How did this happen? Let's start with a powerful lobby.

The National Rifle Association is one of the best-organized and effective of Washington lobbying groups. Most congressmen believe that being targeted by the NRA is a sure trip into retirement.

Many of those legislators who supported the assault weapons ban passed in 1994 ended up being targets of the NRA. As a result, when the law came up for reauthorization in 2004, there were few lawmakers willing to take up the cause. The ban was allowed to expire.

The NRA has cultivated strong grass-roots support. I remember a few years ago atttending hearings of the Maine Legislature on a law to prohibit anyone with a domestic-violence protection-from- abuse order from possessing a handgun. The legislation was supported by many law enforcement groups in the state.

When I got to the hearing room, it was almost impossible to enter because of the crush of those protesting this "infringement" of their right to carry weapons.

The atmosphere was mean and confrontational. The committee acted as though it was intimidated – and who could blame them? The legislation was not passed in that Legislature, though it was passed in the next.

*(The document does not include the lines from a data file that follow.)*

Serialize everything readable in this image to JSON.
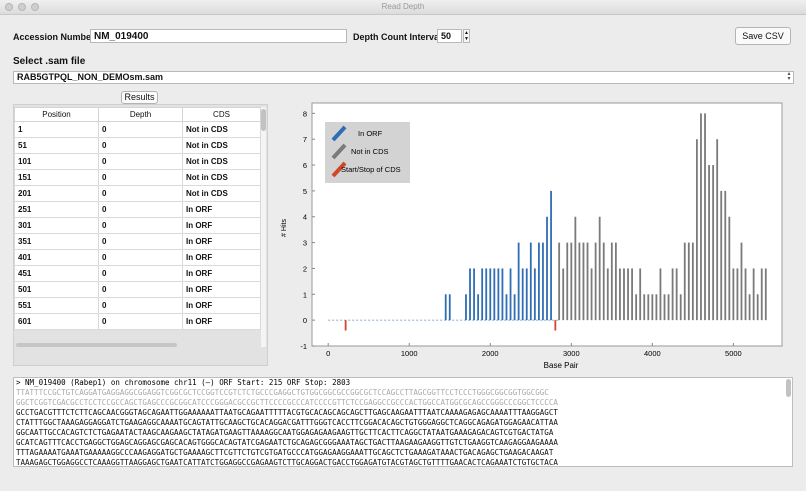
{
  "window": {
    "title": "Read Depth"
  },
  "form": {
    "accession_label": "Accession Number",
    "accession_value": "NM_019400",
    "interval_label": "Depth Count Interval",
    "interval_value": "50",
    "save_label": "Save CSV",
    "sam_label": "Select .sam file",
    "sam_value": "RAB5GTPQL_NON_DEMOsm.sam"
  },
  "results": {
    "button_label": "Results",
    "headers": [
      "Position",
      "Depth",
      "CDS"
    ],
    "rows": [
      [
        "1",
        "0",
        "Not in CDS"
      ],
      [
        "51",
        "0",
        "Not in CDS"
      ],
      [
        "101",
        "0",
        "Not in CDS"
      ],
      [
        "151",
        "0",
        "Not in CDS"
      ],
      [
        "201",
        "0",
        "Not in CDS"
      ],
      [
        "251",
        "0",
        "In ORF"
      ],
      [
        "301",
        "0",
        "In ORF"
      ],
      [
        "351",
        "0",
        "In ORF"
      ],
      [
        "401",
        "0",
        "In ORF"
      ],
      [
        "451",
        "0",
        "In ORF"
      ],
      [
        "501",
        "0",
        "In ORF"
      ],
      [
        "551",
        "0",
        "In ORF"
      ],
      [
        "601",
        "0",
        "In ORF"
      ]
    ]
  },
  "chart_data": {
    "type": "bar",
    "xlabel": "Base Pair",
    "ylabel": "# Hits",
    "xlim": [
      -200,
      5600
    ],
    "ylim": [
      -1,
      8.4
    ],
    "xticks": [
      0,
      1000,
      2000,
      3000,
      4000,
      5000
    ],
    "yticks": [
      -1,
      0,
      1,
      2,
      3,
      4,
      5,
      6,
      7,
      8
    ],
    "legend_position": "top-left",
    "colors": {
      "in_orf": "#2f6db5",
      "not_in_cds": "#7a7a7a",
      "start_stop": "#d0462a"
    },
    "series": [
      {
        "name": "In ORF",
        "x": [
          1450,
          1500,
          1700,
          1750,
          1800,
          1850,
          1900,
          1950,
          2000,
          2050,
          2100,
          2150,
          2200,
          2250,
          2300,
          2350,
          2400,
          2450,
          2500,
          2550,
          2600,
          2650,
          2700,
          2750
        ],
        "values": [
          1,
          1,
          1,
          2,
          2,
          1,
          2,
          2,
          2,
          2,
          2,
          2,
          1,
          2,
          1,
          3,
          2,
          2,
          3,
          2,
          3,
          3,
          4,
          5
        ]
      },
      {
        "name": "Not in CDS",
        "x": [
          2850,
          2900,
          2950,
          3000,
          3050,
          3100,
          3150,
          3200,
          3250,
          3300,
          3350,
          3400,
          3450,
          3500,
          3550,
          3600,
          3650,
          3700,
          3750,
          3800,
          3850,
          3900,
          3950,
          4000,
          4050,
          4100,
          4150,
          4200,
          4250,
          4300,
          4350,
          4400,
          4450,
          4500,
          4550,
          4600,
          4650,
          4700,
          4750,
          4800,
          4850,
          4900,
          4950,
          5000,
          5050,
          5100,
          5150,
          5200,
          5250,
          5300,
          5350,
          5400
        ],
        "values": [
          3,
          2,
          3,
          3,
          4,
          3,
          3,
          3,
          2,
          3,
          4,
          3,
          2,
          3,
          3,
          2,
          2,
          2,
          2,
          1,
          2,
          1,
          1,
          1,
          1,
          2,
          1,
          1,
          2,
          2,
          1,
          3,
          3,
          3,
          7,
          8,
          8,
          6,
          6,
          7,
          5,
          5,
          4,
          2,
          2,
          3,
          2,
          1,
          2,
          1,
          2,
          2
        ]
      },
      {
        "name": "Start/Stop of CDS",
        "x": [
          215,
          2803
        ],
        "values": [
          -0.4,
          -0.4
        ]
      }
    ]
  },
  "sequence": {
    "header": "> NM_019400 (Rabep1) on chromosome chr11 (—) ORF Start: 215 ORF Stop: 2803",
    "lines": [
      "TTATTTCCGCTGTCAGGATGAGGAGGCGGAGGTCGGCGCTCCGGTCCGTCTCTGCCCGAGGCTGTGGCGGCGCCGGCGCTCCAGCCTTAGCGGTTCCTCCCTGGGCGGCGGTGGCGGC",
      "GGCTCGGTCGACGCCTCCTCCGCCAGCTGAGCCCGCGGCATCCCGGGACGCCGCTTCCCCGCCCATCCCCGTTCTCCGAGGCCGCCCACTGGCCATGGCGCAGCCGGGCCCGGCTCCCCA",
      "GCCTGACGTTTCTCTTCAGCAACGGGTAGCAGAATTGGAAAAAATTAATGCAGAATTTTTACGTGCACAGCAGCAGCTTGAGCAAGAATTTAATCAAAAGAGAGCAAAATTTAAGGAGCT",
      "CTATTTGGCTAAAGAGGAGGATCTGAAGAGGCAAAATGCAGTATTGCAAGCTGCACAGGACGATTTGGGTCACCTTCGGACACAGCTGTGGGAGGCTCAGGCAGAGATGGAGAACATTAA",
      "GGCAATTGCCACAGTCTCTGAGAATACTAAGCAAGAAGCTATAGATGAAGTTAAAAGGCAATGGAGAGAAGAAGTTGCTTCACTTCAGGCTATAATGAAAGAGACAGTCGTGACTATGA",
      "GCATCAGTTTCACCTGAGGCTGGAGCAGGAGCGAGCACAGTGGGCACAGTATCGAGAATCTGCAGAGCGGGAAATAGCTGACTTAAGAAGAAGGTTGTCTGAAGGTCAAGAGGAAGAAAA",
      "TTTAGAAAATGAAATGAAAAAGGCCCAAGAGGATGCTGAAAAGCTTCGTTCTGTCGTGATGCCCATGGAGAAGGAAATTGCAGCTCTGAAAGATAAACTGACAGAGCTGAAGACAAGAT",
      "TAAAGAGCTGGAGGCCTCAAAGGTTAAGGAGCTGAATCATTATCTGGAGGCCGAGAAGTCTTGCAGGACTGACCTGGAGATGTACGTAGCTGTTTTGAACACTCAGAAATCTGTGCTACA"
    ]
  }
}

Our national situation is now such that legislators are reluctant to propose even the most modest of gun registration proposals. Meanwhile, the gun lobby and its allies mouth that old chestnut: "Guns don't kill, people do."

Any comparison of statistics on crime and violence finds it much reduced in countries with reasonable gun control laws. The intentional homicide rate in the United States is more than five times that of Germany. Is the average American significantly more violent than the average German? I think not.

Yet somehow we have managed to tolerate a society that is significantly more dangerous. I rank this issue right up there with the Arab-Israeli conflict in the pantheon of problems for which the solution is well-known and yet no political leader has the courage to propose it.

In most ways, we are such an open and generous people. Yet here we are with many officials loathe to even suggest change. Maybe it is a hidden DNA flaw.

Is there nothing we can agree on? How about starting with the proposal last week from Rep. Carolyn McCarthy D-N.Y., that we at least ban oversized clips for semi-automatic pistols?

Surely both parties can agree to support this common-sense step. Once this passes, we can move to reinstate the ban on assault weapons.

All of this seems so obvious. However, it will take lots of pressure on our lawmakers to make something happen here.

Here's my first salvo. What about you?